What happens when you have a shower on a stinking hot day? Within the hour you get that clammy feeling again and you feel like having another shower. That’s what sweat does to you.
I’ve pinched the following from a web page called “health.how stuff works” because I know nothing about sweat except that the production of Urea and Ammonia contribute to the production of unwanted chlorine by-products.
by TOM SCHEVE
Your body is equipped with a very efficient air-conditioning system: 2.6 million sweat glands that cover nearly every inch of your body, and lots of ductwork. You can produce up to 6 pints (3 litres) of sweat an hour, though you probably top out at 2 pints (1 litre) an hour unless you live in a hot environment. This is great if you’re overheated, and not so great if you’re walking through the parking lot to a job interview.
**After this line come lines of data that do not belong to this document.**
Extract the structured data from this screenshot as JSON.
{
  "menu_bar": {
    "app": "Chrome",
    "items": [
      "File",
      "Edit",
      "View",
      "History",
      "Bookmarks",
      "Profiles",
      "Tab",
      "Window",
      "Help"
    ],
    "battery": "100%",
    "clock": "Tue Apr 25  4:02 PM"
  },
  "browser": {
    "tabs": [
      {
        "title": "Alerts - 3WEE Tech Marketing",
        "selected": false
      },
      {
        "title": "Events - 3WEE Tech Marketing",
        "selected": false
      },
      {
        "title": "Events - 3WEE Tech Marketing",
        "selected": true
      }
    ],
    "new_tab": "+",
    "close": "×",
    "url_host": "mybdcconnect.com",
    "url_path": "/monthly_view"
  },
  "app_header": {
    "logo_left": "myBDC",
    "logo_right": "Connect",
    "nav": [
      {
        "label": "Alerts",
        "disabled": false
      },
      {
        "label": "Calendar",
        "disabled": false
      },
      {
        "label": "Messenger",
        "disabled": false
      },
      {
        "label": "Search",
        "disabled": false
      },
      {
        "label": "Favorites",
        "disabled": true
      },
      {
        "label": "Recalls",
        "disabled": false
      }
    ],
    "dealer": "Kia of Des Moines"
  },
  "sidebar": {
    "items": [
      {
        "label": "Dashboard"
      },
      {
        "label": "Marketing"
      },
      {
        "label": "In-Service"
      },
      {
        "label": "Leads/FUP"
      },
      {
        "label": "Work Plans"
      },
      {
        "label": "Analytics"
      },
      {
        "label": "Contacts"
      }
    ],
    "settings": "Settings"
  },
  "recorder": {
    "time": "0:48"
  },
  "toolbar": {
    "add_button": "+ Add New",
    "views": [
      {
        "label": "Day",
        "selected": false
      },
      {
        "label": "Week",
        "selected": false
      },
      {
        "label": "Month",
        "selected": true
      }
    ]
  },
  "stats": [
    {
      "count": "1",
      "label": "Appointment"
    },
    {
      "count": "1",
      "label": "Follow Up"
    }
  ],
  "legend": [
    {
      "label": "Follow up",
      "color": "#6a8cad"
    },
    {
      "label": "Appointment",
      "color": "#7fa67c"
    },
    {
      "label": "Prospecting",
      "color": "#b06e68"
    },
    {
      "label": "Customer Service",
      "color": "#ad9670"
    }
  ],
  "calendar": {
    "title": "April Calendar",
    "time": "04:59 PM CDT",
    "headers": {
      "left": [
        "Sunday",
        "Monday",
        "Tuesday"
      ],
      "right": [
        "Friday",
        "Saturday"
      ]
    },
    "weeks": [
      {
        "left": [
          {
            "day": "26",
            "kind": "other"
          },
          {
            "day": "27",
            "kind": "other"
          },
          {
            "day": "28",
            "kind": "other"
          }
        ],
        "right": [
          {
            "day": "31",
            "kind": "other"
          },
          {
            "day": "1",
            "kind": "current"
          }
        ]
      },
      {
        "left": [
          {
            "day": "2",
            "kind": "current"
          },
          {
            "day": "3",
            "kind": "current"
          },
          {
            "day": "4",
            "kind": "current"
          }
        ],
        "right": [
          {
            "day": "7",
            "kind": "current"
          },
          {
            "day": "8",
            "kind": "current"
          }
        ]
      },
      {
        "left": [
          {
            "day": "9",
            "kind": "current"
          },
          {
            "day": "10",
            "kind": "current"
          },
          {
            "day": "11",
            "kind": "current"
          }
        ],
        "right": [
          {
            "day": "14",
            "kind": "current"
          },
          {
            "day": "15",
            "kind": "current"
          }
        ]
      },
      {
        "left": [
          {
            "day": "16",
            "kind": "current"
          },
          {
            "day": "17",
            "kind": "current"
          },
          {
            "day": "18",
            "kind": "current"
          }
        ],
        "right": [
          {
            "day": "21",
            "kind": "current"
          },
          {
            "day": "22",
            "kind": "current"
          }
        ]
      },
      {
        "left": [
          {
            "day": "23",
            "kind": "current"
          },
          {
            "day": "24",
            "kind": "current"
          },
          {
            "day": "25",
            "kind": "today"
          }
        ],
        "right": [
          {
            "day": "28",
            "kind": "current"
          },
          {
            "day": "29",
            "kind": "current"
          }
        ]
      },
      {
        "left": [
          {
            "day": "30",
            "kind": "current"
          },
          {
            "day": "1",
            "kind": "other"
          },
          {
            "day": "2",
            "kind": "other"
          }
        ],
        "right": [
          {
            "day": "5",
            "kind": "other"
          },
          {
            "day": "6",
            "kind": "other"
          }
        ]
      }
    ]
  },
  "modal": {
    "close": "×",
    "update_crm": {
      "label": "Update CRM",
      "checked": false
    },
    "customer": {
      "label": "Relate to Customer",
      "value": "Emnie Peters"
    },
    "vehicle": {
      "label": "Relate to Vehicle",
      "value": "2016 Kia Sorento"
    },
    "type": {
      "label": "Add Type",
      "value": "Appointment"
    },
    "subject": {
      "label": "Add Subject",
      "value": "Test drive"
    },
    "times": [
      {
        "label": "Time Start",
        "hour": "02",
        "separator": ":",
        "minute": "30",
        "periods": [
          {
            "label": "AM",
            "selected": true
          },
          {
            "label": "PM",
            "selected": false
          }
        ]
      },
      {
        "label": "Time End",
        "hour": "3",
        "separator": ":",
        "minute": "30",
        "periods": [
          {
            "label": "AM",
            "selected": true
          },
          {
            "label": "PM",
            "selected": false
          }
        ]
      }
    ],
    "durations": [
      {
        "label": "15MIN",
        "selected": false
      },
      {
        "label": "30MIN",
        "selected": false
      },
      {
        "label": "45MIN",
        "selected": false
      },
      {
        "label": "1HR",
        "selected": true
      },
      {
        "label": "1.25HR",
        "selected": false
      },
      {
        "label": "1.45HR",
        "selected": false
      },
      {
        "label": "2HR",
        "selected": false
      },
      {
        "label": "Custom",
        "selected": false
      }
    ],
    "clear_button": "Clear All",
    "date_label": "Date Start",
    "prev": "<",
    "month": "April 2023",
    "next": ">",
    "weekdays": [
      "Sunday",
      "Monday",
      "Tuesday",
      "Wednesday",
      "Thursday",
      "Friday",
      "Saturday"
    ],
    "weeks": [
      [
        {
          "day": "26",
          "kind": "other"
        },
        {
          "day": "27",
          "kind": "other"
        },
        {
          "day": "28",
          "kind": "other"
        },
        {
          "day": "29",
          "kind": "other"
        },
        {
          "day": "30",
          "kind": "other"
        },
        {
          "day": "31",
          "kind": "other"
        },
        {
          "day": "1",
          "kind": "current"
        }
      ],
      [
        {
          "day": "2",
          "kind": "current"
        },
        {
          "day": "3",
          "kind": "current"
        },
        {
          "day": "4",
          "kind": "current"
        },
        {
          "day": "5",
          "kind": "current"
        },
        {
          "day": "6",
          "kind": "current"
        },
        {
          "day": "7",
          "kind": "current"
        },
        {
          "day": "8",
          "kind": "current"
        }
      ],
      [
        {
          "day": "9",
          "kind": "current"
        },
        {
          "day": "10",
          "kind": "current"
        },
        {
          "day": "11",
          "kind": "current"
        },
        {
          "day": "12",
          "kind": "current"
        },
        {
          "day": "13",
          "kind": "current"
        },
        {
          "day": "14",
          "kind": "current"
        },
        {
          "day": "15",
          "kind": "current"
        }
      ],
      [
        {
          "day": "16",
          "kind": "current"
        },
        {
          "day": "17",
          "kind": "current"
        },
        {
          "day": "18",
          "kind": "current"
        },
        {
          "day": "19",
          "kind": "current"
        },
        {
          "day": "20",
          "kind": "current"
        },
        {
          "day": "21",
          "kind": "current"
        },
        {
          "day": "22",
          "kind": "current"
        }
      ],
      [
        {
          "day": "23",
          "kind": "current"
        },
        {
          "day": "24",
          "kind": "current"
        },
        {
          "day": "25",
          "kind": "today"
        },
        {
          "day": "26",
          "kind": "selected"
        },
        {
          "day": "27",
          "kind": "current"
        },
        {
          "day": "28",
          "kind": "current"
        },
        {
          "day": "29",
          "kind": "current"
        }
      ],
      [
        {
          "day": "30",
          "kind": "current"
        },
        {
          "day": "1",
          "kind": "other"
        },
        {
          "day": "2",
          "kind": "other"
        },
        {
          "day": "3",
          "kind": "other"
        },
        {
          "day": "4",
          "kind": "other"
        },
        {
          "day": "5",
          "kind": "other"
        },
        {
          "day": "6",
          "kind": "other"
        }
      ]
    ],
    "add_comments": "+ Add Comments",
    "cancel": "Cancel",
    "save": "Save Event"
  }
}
Exercise and heat can cause you to sweat, but so can fear, excitement and anxiety. And, regardless of other factors, some people just plain sweat more than others. (Those who sweat way more than others may have a condition known as hyperhidrosis, a genetic disorder that causes excessive perspiration.)
But what exactly is sweat? And why does it make us smell different?
If you lick the back of your hand after a run, you’ll taste salt. Sodium is one of sweat’s main ingredients, along with chloride and potassium. All three are carried to the surface of the skin by water produced by coils within your sweat glands, and the salt stays on you after the liquid evaporates.
This mix of ingredients is what most of your sweat glands produce. We have two types of sweat glands: eccrine sweat glands that cover most of your body and produce a water-heavy mix, and apocrine sweat glands that produce a thicker, plasma like mix. Apocrine sweat glands are located where there are lots of hair follicles, such as your scalp, in your underarms and around the anus and genital region. Their brew is a little different — the regular recipe plus fatty acids and protein by-products like urea and ammonia.
Interestingly, none of the contents of sweat stink — it’s the bacteria on your skin’s surface that interacts with sweat produced by the apocrine sweat glands to produce the smell.
Additionally, sweat may have an ingredient that comes in handy in the fight against disease. The British Journal of Medicine reports German researchers discovered within sweat the presence of a natural antibiotic they named dermcidin, which may play a role in killing bacteria and viruses upon the skin’s surface [source: Josefson].”
Well, that says it all.